__What is being asked__
Copy out each line below exactly as it appears.

__Information supplied__

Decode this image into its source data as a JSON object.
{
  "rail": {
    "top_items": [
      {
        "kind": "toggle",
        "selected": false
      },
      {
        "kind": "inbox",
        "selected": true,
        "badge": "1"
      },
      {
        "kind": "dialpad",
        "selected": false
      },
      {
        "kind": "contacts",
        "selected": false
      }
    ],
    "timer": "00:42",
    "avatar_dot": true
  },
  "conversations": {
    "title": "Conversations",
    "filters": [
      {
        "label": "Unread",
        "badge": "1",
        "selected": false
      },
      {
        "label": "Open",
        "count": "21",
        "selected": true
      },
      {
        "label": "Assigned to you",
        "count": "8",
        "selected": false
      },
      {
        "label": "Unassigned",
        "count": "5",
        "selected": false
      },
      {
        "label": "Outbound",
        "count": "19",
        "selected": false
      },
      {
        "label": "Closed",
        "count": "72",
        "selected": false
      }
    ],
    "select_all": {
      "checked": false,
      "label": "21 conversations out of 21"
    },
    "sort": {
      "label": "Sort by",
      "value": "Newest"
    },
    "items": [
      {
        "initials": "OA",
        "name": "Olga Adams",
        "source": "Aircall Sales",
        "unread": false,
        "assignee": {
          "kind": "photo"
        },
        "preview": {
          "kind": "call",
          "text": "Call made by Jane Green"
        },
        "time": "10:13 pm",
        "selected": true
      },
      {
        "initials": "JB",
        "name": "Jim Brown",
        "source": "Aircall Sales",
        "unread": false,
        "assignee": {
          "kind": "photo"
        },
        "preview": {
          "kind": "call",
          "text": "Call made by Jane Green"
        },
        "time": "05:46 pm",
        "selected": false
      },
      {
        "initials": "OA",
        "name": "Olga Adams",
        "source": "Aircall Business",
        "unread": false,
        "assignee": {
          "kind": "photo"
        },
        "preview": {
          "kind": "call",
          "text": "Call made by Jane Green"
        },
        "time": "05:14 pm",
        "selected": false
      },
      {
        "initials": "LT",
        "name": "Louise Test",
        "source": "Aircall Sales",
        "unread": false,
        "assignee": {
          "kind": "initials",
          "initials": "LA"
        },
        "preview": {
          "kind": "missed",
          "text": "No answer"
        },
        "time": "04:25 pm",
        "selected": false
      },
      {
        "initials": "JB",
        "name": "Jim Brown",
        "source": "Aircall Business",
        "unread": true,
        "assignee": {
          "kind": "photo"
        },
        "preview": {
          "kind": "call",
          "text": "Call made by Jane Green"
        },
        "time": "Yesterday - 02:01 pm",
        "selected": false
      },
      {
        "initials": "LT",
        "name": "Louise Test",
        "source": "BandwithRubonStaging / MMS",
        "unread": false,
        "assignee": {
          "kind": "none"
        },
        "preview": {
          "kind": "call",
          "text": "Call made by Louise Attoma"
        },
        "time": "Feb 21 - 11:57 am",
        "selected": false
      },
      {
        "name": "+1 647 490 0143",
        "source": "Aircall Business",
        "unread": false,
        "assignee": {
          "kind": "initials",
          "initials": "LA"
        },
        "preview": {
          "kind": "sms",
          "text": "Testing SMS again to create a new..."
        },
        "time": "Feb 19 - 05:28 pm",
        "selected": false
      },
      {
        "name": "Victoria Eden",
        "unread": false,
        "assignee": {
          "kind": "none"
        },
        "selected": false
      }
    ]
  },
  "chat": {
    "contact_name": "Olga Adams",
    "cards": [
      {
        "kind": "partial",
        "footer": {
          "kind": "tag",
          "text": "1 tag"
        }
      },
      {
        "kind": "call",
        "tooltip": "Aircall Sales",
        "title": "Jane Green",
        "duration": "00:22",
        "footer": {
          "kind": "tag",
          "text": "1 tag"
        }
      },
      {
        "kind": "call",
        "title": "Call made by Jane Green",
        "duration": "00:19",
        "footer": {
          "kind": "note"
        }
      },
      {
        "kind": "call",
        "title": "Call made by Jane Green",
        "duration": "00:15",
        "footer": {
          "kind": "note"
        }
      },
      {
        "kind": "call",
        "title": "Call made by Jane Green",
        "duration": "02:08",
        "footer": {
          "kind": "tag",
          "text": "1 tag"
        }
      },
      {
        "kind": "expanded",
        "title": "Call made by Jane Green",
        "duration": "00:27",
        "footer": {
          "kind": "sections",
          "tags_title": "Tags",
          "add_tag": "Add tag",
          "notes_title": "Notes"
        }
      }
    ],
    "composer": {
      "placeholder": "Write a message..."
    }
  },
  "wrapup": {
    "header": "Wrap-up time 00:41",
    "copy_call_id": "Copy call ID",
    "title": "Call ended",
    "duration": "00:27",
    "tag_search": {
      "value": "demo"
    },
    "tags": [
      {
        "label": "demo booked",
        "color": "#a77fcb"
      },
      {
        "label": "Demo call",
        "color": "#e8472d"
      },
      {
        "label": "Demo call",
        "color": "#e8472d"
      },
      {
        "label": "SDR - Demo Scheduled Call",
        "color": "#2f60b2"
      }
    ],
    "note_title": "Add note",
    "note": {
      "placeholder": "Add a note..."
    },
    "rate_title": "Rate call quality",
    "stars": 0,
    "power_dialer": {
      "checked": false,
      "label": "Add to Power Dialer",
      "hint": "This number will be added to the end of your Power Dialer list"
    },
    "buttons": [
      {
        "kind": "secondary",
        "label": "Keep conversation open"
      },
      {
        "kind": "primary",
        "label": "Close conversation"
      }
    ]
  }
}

__Answer space__
Decode this image into its source data as a JSON object.
{
  "rail": {
    "top_items": [
      {
        "kind": "toggle",
        "selected": false
      },
      {
        "kind": "inbox",
        "selected": true,
        "badge": "1"
      },
      {
        "kind": "dialpad",
        "selected": false
      },
      {
        "kind": "contacts",
        "selected": false
      }
    ],
    "timer": "00:42",
    "avatar_dot": true
  },
  "conversations": {
    "title": "Conversations",
    "filters": [
      {
        "label": "Unread",
        "badge": "1",
        "selected": false
      },
      {
        "label": "Open",
        "count": "21",
        "selected": true
      },
      {
        "label": "Assigned to you",
        "count": "8",
        "selected": false
      },
      {
        "label": "Unassigned",
        "count": "5",
        "selected": false
      },
      {
        "label": "Outbound",
        "count": "19",
        "selected": false
      },
      {
        "label": "Closed",
        "count": "72",
        "selected": false
      }
    ],
    "select_all": {
      "checked": false,
      "label": "21 conversations out of 21"
    },
    "sort": {
      "label": "Sort by",
      "value": "Newest"
    },
    "items": [
      {
        "initials": "OA",
        "name": "Olga Adams",
        "source": "Aircall Sales",
        "unread": false,
        "assignee": {
          "kind": "photo"
        },
        "preview": {
          "kind": "call",
          "text": "Call made by Jane Green"
        },
        "time": "10:13 pm",
        "selected": true
      },
      {
        "initials": "JB",
        "name": "Jim Brown",
        "source": "Aircall Sales",
        "unread": false,
        "assignee": {
          "kind": "photo"
        },
        "preview": {
          "kind": "call",
          "text": "Call made by Jane Green"
        },
        "time": "05:46 pm",
        "selected": false
      },
      {
        "initials": "OA",
        "name": "Olga Adams",
        "source": "Aircall Business",
        "unread": false,
        "assignee": {
          "kind": "photo"
        },
        "preview": {
          "kind": "call",
          "text": "Call made by Jane Green"
        },
        "time": "05:14 pm",
        "selected": false
      },
      {
        "initials": "LT",
        "name": "Louise Test",
        "source": "Aircall Sales",
        "unread": false,
        "assignee": {
          "kind": "initials",
          "initials": "LA"
        },
        "preview": {
          "kind": "missed",
          "text": "No answer"
        },
        "time": "04:25 pm",
        "selected": false
      },
      {
        "initials": "JB",
        "name": "Jim Brown",
        "source": "Aircall Business",
        "unread": true,
        "assignee": {
          "kind": "photo"
        },
        "preview": {
          "kind": "call",
          "text": "Call made by Jane Green"
        },
        "time": "Yesterday - 02:01 pm",
        "selected": false
      },
      {
        "initials": "LT",
        "name": "Louise Test",
        "source": "BandwithRubonStaging / MMS",
        "unread": false,
        "assignee": {
          "kind": "none"
        },
        "preview": {
          "kind": "call",
          "text": "Call made by Louise Attoma"
        },
        "time": "Feb 21 - 11:57 am",
        "selected": false
      },
      {
        "name": "+1 647 490 0143",
        "source": "Aircall Business",
        "unread": false,
        "assignee": {
          "kind": "initials",
          "initials": "LA"
        },
        "preview": {
          "kind": "sms",
          "text": "Testing SMS again to create a new..."
        },
        "time": "Feb 19 - 05:28 pm",
        "selected": false
      },
      {
        "name": "Victoria Eden",
        "unread": false,
        "assignee": {
          "kind": "none"
        },
        "selected": false
      }
    ]
  },
  "chat": {
    "contact_name": "Olga Adams",
    "cards": [
      {
        "kind": "partial",
        "footer": {
          "kind": "tag",
          "text": "1 tag"
        }
      },
      {
        "kind": "call",
        "tooltip": "Aircall Sales",
        "title": "Jane Green",
        "duration": "00:22",
        "footer": {
          "kind": "tag",
          "text": "1 tag"
        }
      },
      {
        "kind": "call",
        "title": "Call made by Jane Green",
        "duration": "00:19",
        "footer": {
          "kind": "note"
        }
      },
      {
        "kind": "call",
        "title": "Call made by Jane Green",
        "duration": "00:15",
        "footer": {
          "kind": "note"
        }
      },
      {
        "kind": "call",
        "title": "Call made by Jane Green",
        "duration": "02:08",
        "footer": {
          "kind": "tag",
          "text": "1 tag"
        }
      },
      {
        "kind": "expanded",
        "title": "Call made by Jane Green",
        "duration": "00:27",
        "footer": {
          "kind": "sections",
          "tags_title": "Tags",
          "add_tag": "Add tag",
          "notes_title": "Notes"
        }
      }
    ],
    "composer": {
      "placeholder": "Write a message..."
    }
  },
  "wrapup": {
    "header": "Wrap-up time 00:41",
    "copy_call_id": "Copy call ID",
    "title": "Call ended",
    "duration": "00:27",
    "tag_search": {
      "value": "demo"
    },
    "tags": [
      {
        "label": "demo booked",
        "color": "#a77fcb"
      },
      {
        "label": "Demo call",
        "color": "#e8472d"
      },
      {
        "label": "Demo call",
        "color": "#e8472d"
      },
      {
        "label": "SDR - Demo Scheduled Call",
        "color": "#2f60b2"
      }
    ],
    "note_title": "Add note",
    "note": {
      "placeholder": "Add a note..."
    },
    "rate_title": "Rate call quality",
    "stars": 0,
    "power_dialer": {
      "checked": false,
      "label": "Add to Power Dialer",
      "hint": "This number will be added to the end of your Power Dialer list"
    },
    "buttons": [
      {
        "kind": "secondary",
        "label": "Keep conversation open"
      },
      {
        "kind": "primary",
        "label": "Close conversation"
      }
    ]
  }
}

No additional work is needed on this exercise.